A farmer in Northern Ireland has been convicted and fined in court after pleading guilty to charges relating to the movement of cattle.

David Lee of Carrickaness Road, Dungannon appeared before Newry Magistrates’ Court on Monday (February 7, 2022) facing a total of ten charges.

Six counts related to the failure to notify the Department of Agriculture, Environment and Rural Affairs (DAERA) about the movement of 18 cattle onto the farmer's holding, while the remaining four charges related to 22 cattle being moved off his land.

The 61-year-old farmer pleaded guilty to all charges before the court and was fined £2,000 along with a £15 offender levy.

Cattle inspection

DAERA explained that the case arose when discrepancies were found during a cattle identification inspection by its Welfare and Enforcement Branch.

An administrative check found that the farmer had not submitted movement notifications for "a large number of cattle" within the statutory deadline of seven days.

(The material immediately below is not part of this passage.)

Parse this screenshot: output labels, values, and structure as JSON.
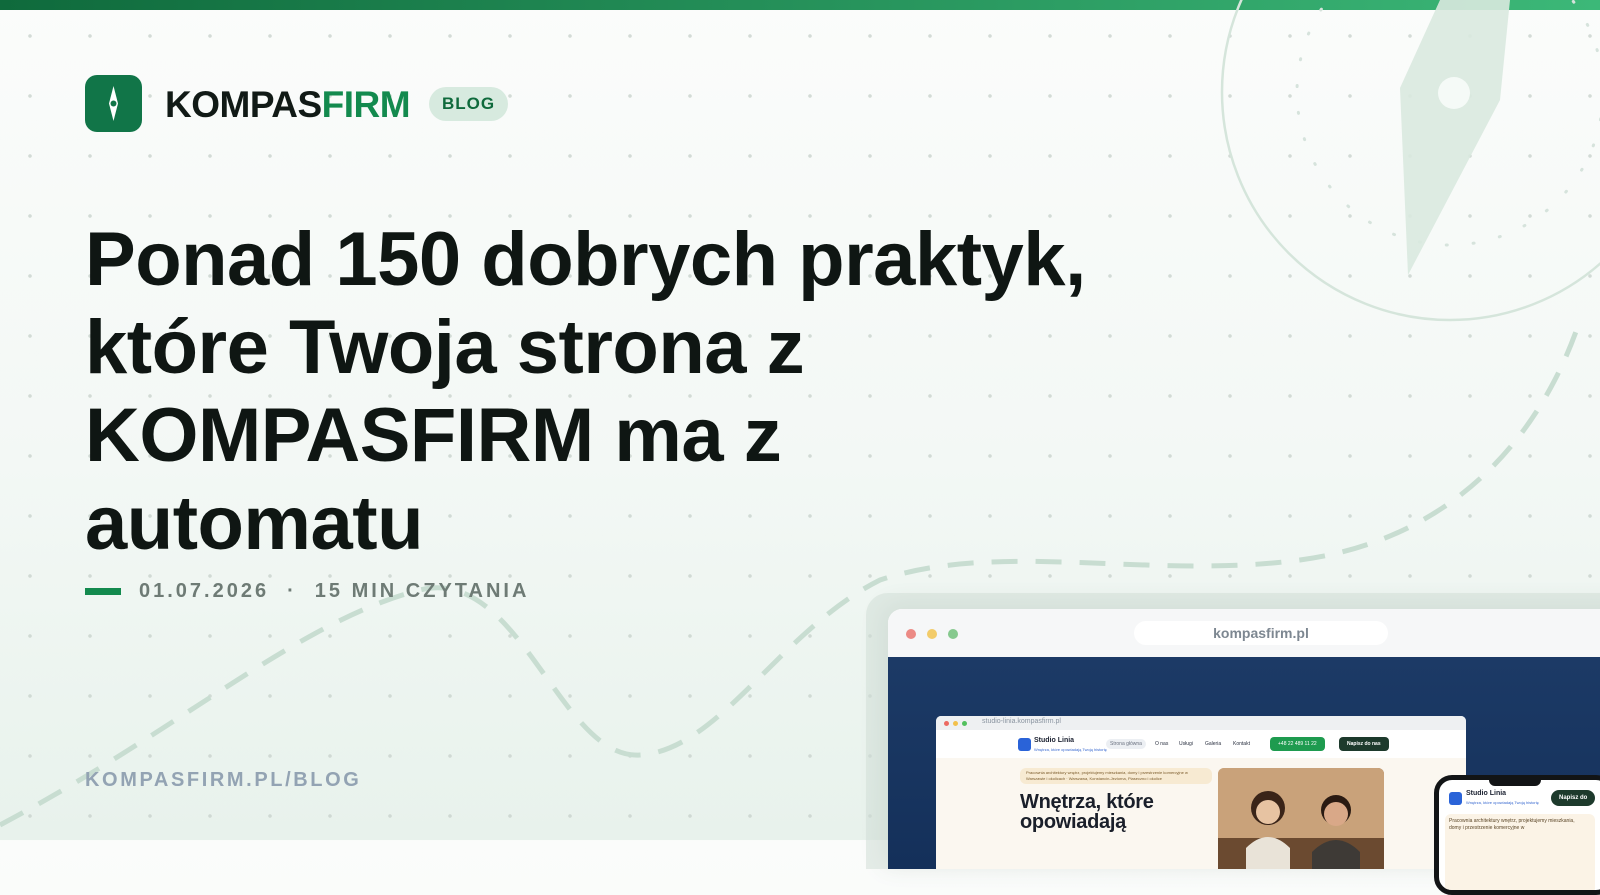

In a statement, DAERA said that breaches of bovine identification regulations "weaken and undermine the cattle traceability system" in Northern Ireland; this includes the department's Animal and Public Health Information System (APHIS).

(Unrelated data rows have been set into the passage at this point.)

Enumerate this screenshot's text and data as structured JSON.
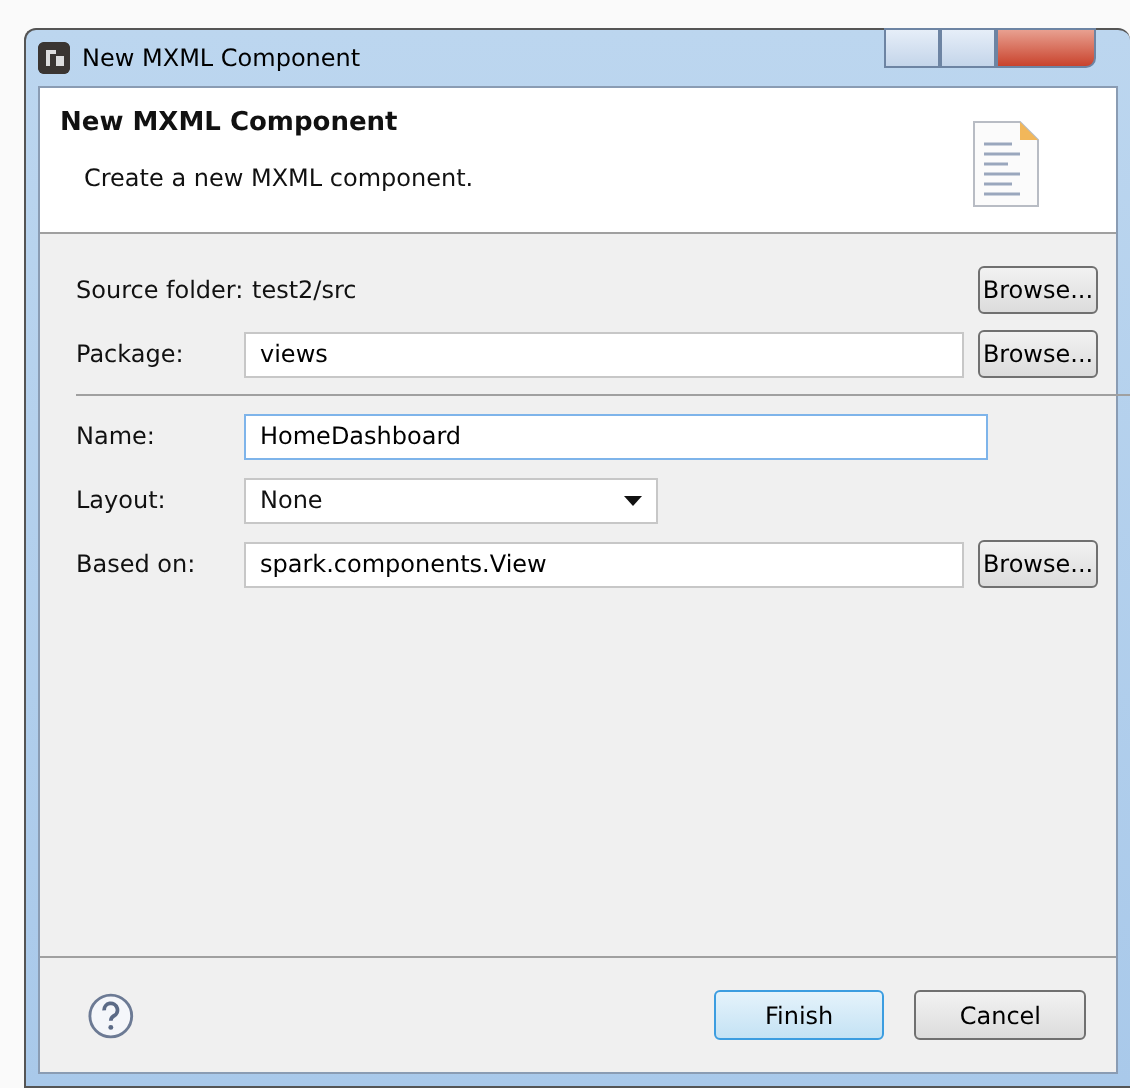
{
  "window": {
    "title": "New MXML Component"
  },
  "header": {
    "title": "New MXML Component",
    "description": "Create a new MXML component."
  },
  "fields": [
    {
      "kind": "static",
      "label": "Source folder:",
      "value": "test2/src",
      "button": "Browse..."
    },
    {
      "kind": "text",
      "label": "Package:",
      "value": "views",
      "button": "Browse...",
      "focused": false
    },
    {
      "kind": "separator"
    },
    {
      "kind": "text",
      "label": "Name:",
      "value": "HomeDashboard",
      "focused": true
    },
    {
      "kind": "select",
      "label": "Layout:",
      "value": "None"
    },
    {
      "kind": "text",
      "label": "Based on:",
      "value": "spark.components.View",
      "button": "Browse...",
      "focused": false
    }
  ],
  "buttons": [
    {
      "label": "Finish",
      "default": true
    },
    {
      "label": "Cancel",
      "default": false
    }
  ]
}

When the movements of animals are notified to the department, they are recorded on the APHIS database.

"The provision, within statutory limits or upon request, of complete and timely information concerning cattle in the herd, to the department, is fundamental to the credibility and integrity of the department’s Animal and Public Health Information System (APHIS)," the statement outlined.

"The current interest in food safety by both government and consumer groups means it is essential that the department is clearly seen to be implementing all legislation pertaining to the traceability of livestock," a spokesperson for DAERA added.